Compared to other multicultural education programs, Positive Action provides the most content, meets the most state and national standards, and offers the most support, training, teaching, and learning resources.
Multicultural education focuses on students’ development of a broader understanding of our diverse world. Students learn to value one another’s cultural history and appreciate diverse perspectives.
The teachers play a major role in this educational model. They listen to students’ experiences and address both social and institutional inequalities between different cultural groups, helping everyone understand the challenges their peers face and the accomplishments they’ve achieved.
This diversity-centric curriculum helps students feel understood and empowered to succeed within the classroom and beyond. Experts refer to multicultural education as a process because educators should constantly work toward reaching these goals.
In particular, multicultural education covers five important areas:
Content integration: Teachers must include the history, concepts, and values of a variety of cultures in their educational content.
Knowledge construction: Educators must reevaluate their perspectives and construct new, bias-free alternatives.
Equity pedagogy: In education, equity means providing students in different groups with the resources they need to achieve an equal outcome.
Bias reduction: Teachers must help students become more accepting of people different from them.
School culture empowerment: The school’s guiding beliefs and values must include cultural acceptance.
By eliminating bias within the walls of the classroom, educators will help students emerge better prepared to interact with diverse groups in a variety of social and professional settings. Learning about and accepting other cultures will serve them well whether they plan to attend a university or enter the workforce immediately after graduation.
On the flipside, multicultural inclusion is critical to making members of minority groups feel welcome and safe in an American education setting, as well as in society at large.
Society itself will benefit, too. Learning about others’ cultural experiences in the classroom will inhibit the development and spread of prejudice going forward—a must for societal growth.
Whether they teach preschool or university students, educators can do many things to create a multicultural education experience, including the following:
Recognize biases: Knowing what bias looks like—be it racial, religious, or otherwise—means being able to spot it in your students as well as in yourself. Teachers must work toward rooting out these harmful perspectives.

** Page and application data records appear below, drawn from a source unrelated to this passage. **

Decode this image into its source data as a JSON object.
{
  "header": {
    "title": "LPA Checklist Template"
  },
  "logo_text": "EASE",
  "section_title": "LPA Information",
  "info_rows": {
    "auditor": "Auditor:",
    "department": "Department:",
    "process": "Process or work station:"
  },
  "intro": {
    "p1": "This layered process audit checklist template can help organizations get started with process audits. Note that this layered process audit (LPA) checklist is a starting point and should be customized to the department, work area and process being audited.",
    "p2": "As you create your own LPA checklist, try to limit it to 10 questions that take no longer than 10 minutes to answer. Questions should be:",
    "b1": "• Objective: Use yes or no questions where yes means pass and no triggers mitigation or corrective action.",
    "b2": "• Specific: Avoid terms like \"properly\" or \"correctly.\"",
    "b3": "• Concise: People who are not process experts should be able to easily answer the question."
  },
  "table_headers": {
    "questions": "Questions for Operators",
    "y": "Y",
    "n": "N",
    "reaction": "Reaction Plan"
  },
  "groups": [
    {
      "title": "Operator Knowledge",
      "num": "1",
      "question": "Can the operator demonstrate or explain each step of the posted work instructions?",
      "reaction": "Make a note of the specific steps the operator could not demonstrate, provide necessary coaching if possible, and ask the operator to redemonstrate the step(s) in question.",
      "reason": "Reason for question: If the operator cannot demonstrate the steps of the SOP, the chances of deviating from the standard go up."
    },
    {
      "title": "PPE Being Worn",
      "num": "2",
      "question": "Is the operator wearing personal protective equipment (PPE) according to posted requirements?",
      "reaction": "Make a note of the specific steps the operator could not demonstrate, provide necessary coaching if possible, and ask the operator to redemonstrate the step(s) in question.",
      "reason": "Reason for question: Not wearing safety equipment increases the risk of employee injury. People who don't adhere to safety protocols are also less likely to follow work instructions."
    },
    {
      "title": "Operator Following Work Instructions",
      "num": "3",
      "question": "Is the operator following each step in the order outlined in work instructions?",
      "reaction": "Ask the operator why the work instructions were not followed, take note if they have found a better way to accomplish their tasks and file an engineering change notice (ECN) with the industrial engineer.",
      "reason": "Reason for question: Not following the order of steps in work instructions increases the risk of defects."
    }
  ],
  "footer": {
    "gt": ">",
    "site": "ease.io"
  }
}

Value students’ life experiences: Encouraging students to share their experiences is critical to exposing their peers to other perspectives as well as providing the sharers with powerful validation.
Understand students’ learning styles: Students process information in a variety of ways, including visual, auditory, and tactile methods. Education should incorporate all styles to reach all students.
Include other cultures in your teaching materials: Educators must teach their students about the history and vibrancy of other cultures. Teaching students about other backgrounds may involve assigning cultural content to read, presentations about family traditions, and other projects.
If you want to see how Positive Action can encourage your students to learn about and embrace others’ perspectives, please let us know when you’re available for a webinar, and we’ll help you introduce our multicultural education program to your classroom.
Of course, you can always contact us via phone, chat, or email as well.